ruffed grouse tail

Wing data allows biologists to monitor production, reconcile bird counts and get a better understanding of the harvest ratio of males to females, and juveniles to adults.

Instructions for submitting wing data are printed on the envelope.

Hunters interested in receiving wing envelopes should visit the Game and Fish website (gf.nd.gov) to order a supply of wing envelopes, or contact the department’s main office in Bismarck by phone (701-328-6300) or email (ndgf@nd.gov).

In addition, Game and Fish district offices have a supply of wing envelopes for distribution. District offices are located at Devils Lake, Jamestown, Riverdale, Dickinson, Williston and Lonetree Wildlife Management Area near Harvey.

Spring Upland Game Index Numbers

North Dakota’s spring pheasant population index is up slightly from last year, while sharp-tailed grouse numbers are down slightly, according to recent surveys conducted by State Game and Fish Department biologists.

Aaron Robinson, upland game management supervisor, said the number of pheasant roosters heard on the spring crowing count survey was up just about 2 percent statewide. Numbers in the southeast were down from last year, Robinson said, while “the other regions from west to central were up slightly, but not enough to say there’s a big increase from last year.”

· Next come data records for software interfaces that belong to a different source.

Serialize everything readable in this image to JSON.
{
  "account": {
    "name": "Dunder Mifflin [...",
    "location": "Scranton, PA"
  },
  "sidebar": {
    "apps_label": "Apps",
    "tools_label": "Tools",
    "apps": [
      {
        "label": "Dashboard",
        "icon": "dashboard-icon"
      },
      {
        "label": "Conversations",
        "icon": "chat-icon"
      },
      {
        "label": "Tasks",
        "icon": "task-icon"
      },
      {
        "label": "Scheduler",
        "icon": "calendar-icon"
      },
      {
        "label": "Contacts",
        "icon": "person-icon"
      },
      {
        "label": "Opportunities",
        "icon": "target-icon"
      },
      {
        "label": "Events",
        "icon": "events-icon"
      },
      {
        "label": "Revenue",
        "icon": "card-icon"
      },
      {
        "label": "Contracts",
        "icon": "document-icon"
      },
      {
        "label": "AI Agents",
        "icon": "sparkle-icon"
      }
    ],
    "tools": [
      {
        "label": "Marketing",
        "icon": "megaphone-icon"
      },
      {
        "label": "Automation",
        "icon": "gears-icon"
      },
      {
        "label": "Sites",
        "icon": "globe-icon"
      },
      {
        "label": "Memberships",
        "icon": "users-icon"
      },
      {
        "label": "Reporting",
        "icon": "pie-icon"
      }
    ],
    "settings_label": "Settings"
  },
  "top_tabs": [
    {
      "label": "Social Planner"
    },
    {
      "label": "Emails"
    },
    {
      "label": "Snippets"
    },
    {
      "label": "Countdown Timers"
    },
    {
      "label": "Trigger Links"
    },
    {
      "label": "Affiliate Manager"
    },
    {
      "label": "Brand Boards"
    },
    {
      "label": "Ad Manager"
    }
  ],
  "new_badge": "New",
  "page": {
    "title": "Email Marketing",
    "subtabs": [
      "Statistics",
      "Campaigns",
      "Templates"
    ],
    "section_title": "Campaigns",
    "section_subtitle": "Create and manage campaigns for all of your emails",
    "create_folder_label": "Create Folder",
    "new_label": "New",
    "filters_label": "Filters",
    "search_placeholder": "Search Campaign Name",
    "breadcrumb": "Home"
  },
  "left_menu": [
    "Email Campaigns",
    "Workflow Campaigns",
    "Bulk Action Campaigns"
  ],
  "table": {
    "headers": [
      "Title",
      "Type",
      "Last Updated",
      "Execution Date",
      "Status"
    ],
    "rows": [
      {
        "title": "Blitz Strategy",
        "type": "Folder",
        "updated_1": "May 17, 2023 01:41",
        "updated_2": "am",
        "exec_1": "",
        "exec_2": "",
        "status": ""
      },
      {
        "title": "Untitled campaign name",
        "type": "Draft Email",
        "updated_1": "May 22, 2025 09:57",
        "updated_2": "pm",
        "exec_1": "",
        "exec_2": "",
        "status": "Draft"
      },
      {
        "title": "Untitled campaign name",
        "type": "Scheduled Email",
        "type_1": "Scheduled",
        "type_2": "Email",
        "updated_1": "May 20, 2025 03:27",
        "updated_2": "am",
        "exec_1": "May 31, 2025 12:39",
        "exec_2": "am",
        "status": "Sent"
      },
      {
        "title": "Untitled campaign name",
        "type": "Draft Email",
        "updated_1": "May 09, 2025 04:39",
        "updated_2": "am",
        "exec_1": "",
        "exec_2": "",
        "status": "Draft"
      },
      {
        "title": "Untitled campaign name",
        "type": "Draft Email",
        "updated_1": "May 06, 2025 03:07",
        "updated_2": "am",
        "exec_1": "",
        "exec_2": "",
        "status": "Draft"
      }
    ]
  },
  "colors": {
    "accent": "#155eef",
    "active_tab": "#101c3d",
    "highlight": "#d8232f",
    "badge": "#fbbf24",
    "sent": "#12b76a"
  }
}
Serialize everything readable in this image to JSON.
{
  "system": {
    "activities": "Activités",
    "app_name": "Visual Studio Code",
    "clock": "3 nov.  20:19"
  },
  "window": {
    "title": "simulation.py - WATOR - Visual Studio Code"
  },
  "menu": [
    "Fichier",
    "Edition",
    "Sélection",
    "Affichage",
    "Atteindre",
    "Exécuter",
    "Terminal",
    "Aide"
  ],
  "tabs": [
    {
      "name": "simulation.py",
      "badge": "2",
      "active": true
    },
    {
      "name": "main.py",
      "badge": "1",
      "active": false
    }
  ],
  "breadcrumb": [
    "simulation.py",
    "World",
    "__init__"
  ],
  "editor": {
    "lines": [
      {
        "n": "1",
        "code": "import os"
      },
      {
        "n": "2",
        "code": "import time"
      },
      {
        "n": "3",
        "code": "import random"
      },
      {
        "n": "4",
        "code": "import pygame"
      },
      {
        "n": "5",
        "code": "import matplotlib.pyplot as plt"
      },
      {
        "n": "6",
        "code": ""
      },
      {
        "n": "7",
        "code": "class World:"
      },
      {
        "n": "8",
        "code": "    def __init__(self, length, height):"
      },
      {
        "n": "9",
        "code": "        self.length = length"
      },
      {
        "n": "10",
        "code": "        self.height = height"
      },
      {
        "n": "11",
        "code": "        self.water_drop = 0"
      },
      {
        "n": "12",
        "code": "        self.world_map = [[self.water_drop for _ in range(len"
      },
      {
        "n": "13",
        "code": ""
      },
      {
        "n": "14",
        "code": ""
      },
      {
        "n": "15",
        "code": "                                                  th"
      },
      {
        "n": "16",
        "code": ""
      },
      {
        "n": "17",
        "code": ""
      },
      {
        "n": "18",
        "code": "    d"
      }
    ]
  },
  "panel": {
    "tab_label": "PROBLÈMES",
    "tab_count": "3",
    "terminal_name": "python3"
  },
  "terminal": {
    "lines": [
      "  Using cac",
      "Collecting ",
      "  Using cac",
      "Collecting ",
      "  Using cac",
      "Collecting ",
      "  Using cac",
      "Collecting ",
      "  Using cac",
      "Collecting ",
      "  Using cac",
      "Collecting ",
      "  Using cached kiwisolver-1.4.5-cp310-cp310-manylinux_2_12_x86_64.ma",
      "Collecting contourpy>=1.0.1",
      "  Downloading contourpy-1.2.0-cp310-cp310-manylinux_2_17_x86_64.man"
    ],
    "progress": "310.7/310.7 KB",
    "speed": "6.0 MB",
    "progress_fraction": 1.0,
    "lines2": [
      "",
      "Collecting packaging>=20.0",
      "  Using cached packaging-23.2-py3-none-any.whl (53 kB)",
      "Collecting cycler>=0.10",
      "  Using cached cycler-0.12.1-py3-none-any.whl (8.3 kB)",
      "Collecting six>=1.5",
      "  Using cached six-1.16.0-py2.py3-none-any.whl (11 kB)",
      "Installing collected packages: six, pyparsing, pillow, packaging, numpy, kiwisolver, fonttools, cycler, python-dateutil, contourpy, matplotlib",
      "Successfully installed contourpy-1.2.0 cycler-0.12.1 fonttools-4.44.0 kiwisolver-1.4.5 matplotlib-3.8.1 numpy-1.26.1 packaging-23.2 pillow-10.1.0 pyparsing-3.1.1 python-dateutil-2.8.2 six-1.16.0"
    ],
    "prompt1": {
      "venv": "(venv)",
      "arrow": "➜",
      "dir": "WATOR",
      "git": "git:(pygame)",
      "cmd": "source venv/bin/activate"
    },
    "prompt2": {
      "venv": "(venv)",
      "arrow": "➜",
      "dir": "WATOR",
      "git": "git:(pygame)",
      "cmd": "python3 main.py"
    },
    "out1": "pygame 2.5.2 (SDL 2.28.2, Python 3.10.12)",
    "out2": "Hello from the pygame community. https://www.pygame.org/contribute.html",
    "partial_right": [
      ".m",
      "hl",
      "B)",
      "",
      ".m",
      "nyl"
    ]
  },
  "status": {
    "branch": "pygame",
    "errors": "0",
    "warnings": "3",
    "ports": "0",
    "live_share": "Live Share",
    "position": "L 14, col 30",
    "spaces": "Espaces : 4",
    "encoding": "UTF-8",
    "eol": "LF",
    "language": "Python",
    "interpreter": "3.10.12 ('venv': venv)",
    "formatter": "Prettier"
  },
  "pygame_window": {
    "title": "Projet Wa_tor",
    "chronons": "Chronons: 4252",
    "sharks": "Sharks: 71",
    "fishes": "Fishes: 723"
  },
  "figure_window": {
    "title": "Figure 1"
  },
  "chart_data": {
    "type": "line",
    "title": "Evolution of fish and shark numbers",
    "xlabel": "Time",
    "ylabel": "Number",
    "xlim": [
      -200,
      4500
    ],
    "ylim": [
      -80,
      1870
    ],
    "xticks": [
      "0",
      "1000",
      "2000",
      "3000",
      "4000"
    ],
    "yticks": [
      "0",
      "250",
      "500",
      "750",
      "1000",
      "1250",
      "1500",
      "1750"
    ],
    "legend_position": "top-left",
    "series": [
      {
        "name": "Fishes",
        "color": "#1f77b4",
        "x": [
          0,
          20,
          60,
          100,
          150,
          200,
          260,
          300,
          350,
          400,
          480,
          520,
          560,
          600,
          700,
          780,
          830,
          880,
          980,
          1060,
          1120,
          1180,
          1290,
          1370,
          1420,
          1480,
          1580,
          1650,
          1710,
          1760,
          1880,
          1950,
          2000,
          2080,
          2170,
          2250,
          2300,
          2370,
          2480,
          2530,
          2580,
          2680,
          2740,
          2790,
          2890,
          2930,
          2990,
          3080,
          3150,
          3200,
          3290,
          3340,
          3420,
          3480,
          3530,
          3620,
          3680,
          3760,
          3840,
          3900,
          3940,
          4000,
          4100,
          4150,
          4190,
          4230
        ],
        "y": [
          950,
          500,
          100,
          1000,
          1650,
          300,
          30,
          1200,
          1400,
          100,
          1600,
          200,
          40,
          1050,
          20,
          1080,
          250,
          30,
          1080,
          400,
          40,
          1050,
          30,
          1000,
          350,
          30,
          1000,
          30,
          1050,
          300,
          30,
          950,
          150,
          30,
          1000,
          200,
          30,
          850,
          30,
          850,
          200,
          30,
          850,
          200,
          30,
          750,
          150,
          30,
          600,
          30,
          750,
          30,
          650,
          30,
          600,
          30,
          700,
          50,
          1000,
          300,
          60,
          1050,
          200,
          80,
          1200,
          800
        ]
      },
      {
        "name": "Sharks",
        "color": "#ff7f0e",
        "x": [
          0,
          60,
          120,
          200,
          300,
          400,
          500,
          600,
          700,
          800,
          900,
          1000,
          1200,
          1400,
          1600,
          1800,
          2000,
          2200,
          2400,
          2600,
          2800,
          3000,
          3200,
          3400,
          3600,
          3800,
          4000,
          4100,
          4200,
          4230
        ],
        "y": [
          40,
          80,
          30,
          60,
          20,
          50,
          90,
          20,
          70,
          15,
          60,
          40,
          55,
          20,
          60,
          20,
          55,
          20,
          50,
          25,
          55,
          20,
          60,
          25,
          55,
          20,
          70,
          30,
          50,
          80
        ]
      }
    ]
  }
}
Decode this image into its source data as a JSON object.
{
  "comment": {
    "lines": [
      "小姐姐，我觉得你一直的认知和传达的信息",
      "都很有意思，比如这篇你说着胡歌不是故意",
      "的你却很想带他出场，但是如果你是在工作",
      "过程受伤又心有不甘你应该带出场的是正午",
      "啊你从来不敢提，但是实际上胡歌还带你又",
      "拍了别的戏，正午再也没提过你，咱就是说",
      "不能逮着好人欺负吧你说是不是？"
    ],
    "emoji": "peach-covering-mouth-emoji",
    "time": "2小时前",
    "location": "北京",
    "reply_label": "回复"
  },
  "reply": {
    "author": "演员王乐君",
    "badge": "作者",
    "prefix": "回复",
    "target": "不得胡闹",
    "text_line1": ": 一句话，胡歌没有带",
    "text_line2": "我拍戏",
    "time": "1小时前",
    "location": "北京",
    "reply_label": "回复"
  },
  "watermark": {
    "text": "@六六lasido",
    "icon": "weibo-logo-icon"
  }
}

Sharp-tailed grouse counts on spring dancing grounds or leks were down about 6 percent statewide from last year. “We were kind of expecting that,” Robinson added. “We had some dry weather last year and production wasn’t as good.”

While the spring counts provide a good indicator of the number of breeding birds in the two populations, Robinson says it’s primarily early summer weather that influences hunting success in the fall. “You have to have the right conditions to produce a good hatch,” he said. “You don’t want really wet, cold years, and you don’t want dry years. Dry years don’t produce those insects that chicks need to survive those first 10 days.”

Game and Fish biologists will start their summer upland game brood counts in mid-July, and Robinson said that will lead to more precise fall population predictions. “That’s when we really start to understand what our production was for the year.”

Pheasant crowing counts are conducted each spring throughout North Dakota. Observers drive specified 20-mile routes, stopping at predetermined intervals, and counting the number of pheasant roosters heard crowing over a two-minute period during the stop.

Biologists count male sharptails on their dancing grounds in 25 monitoring blocks throughout the state, and numbers within each block are compared from year to year.